Avondale—who had witnessed the scene—would say how the man shrieked in his agony and cried for mercy, calling upon the colonel of the regiment— Colonel Yeo—until his lacerated body fell, bleeding and torn, lifeless to the ground. Parnell seems to have had some knowledge of the rebel Holt, picked up, no doubt, from the tradition of the peasants rather than the memoirs of the insurgent himself. Holt was a Wicklow man and Protestant, and had led the rebels in his native county with courage, skill, and chivalry. Parnell always felt that if there had been many chiefs like Holt the rebellion might have had a different termination. But Parnell was very proud of Wicklow and Wicklow men. ' I am,' he would say, ' an Irishman first but a Wicklow man afterwards/

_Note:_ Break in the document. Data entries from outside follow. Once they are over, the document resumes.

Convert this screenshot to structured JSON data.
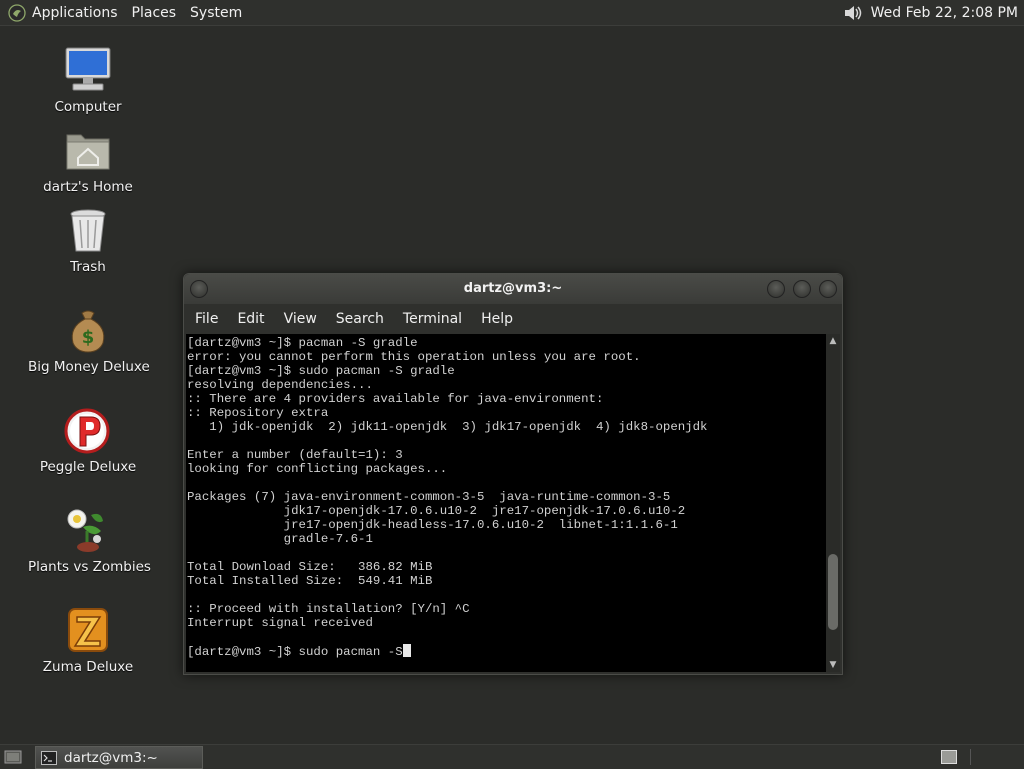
{
  "top_panel": {
    "menus": [
      "Applications",
      "Places",
      "System"
    ],
    "clock": "Wed Feb 22,  2:08 PM",
    "icons": {
      "logo": "gnome-foot-icon",
      "volume": "speaker-volume-icon"
    }
  },
  "desktop": {
    "icons": [
      {
        "label": "Computer",
        "icon": "computer-monitor-icon"
      },
      {
        "label": "dartz's Home",
        "icon": "home-folder-icon"
      },
      {
        "label": "Trash",
        "icon": "trash-can-icon"
      },
      {
        "label": "Big Money Deluxe",
        "icon": "money-bag-icon"
      },
      {
        "label": "Peggle Deluxe",
        "icon": "peggle-ball-icon"
      },
      {
        "label": "Plants vs Zombies",
        "icon": "plant-flower-icon"
      },
      {
        "label": "Zuma Deluxe",
        "icon": "zuma-z-icon"
      }
    ]
  },
  "terminal": {
    "title": "dartz@vm3:~",
    "menus": [
      "File",
      "Edit",
      "View",
      "Search",
      "Terminal",
      "Help"
    ],
    "lines": [
      "[dartz@vm3 ~]$ pacman -S gradle",
      "error: you cannot perform this operation unless you are root.",
      "[dartz@vm3 ~]$ sudo pacman -S gradle",
      "resolving dependencies...",
      ":: There are 4 providers available for java-environment:",
      ":: Repository extra",
      "   1) jdk-openjdk  2) jdk11-openjdk  3) jdk17-openjdk  4) jdk8-openjdk",
      "",
      "Enter a number (default=1): 3",
      "looking for conflicting packages...",
      "",
      "Packages (7) java-environment-common-3-5  java-runtime-common-3-5",
      "             jdk17-openjdk-17.0.6.u10-2  jre17-openjdk-17.0.6.u10-2",
      "             jre17-openjdk-headless-17.0.6.u10-2  libnet-1:1.1.6-1",
      "             gradle-7.6-1",
      "",
      "Total Download Size:   386.82 MiB",
      "Total Installed Size:  549.41 MiB",
      "",
      ":: Proceed with installation? [Y/n] ^C",
      "Interrupt signal received",
      "",
      "[dartz@vm3 ~]$ sudo pacman -S"
    ],
    "scrollbar": {
      "position_fraction": 0.88
    }
  },
  "bottom_panel": {
    "task_label": "dartz@vm3:~",
    "icons": {
      "show_desktop": "show-desktop-icon",
      "task": "terminal-icon",
      "workspace": "workspace-switcher-icon"
    }
  },
  "colors": {
    "desktop_bg": "#2b2c29",
    "panel_bg": "#2f302d",
    "terminal_bg": "#000000",
    "terminal_fg": "#d2d2d2"
  }
}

In 1871 he went to America on a visit to his brother John, who had settled in Alabama, and there he remained a twelvemonth. ' While he was with you at that time,' I asked John, ' did he show any inclination to go into politics or take up any career ? ' John said : ' No, he never talked politics. But he was never a good man at conversation; and you could never very easily find out what he was thinking about. If something turned up to draw him, then he would talk ; and I was often surprised to find on those occasions that he knew things of which he never spoke before. Something practical was always necessary to draw him. One day we called to see a State Governor. When we canie away, Charlie surprised me by saying, " You see that fellow despises us because we are Irish. But the Irish can make themselves felt everywhere if they are self-reliant and stick to each other. Just think of that fellow. Where has he come frono? and yet he despises the Irish." That always stuck in Charlie—that the Irish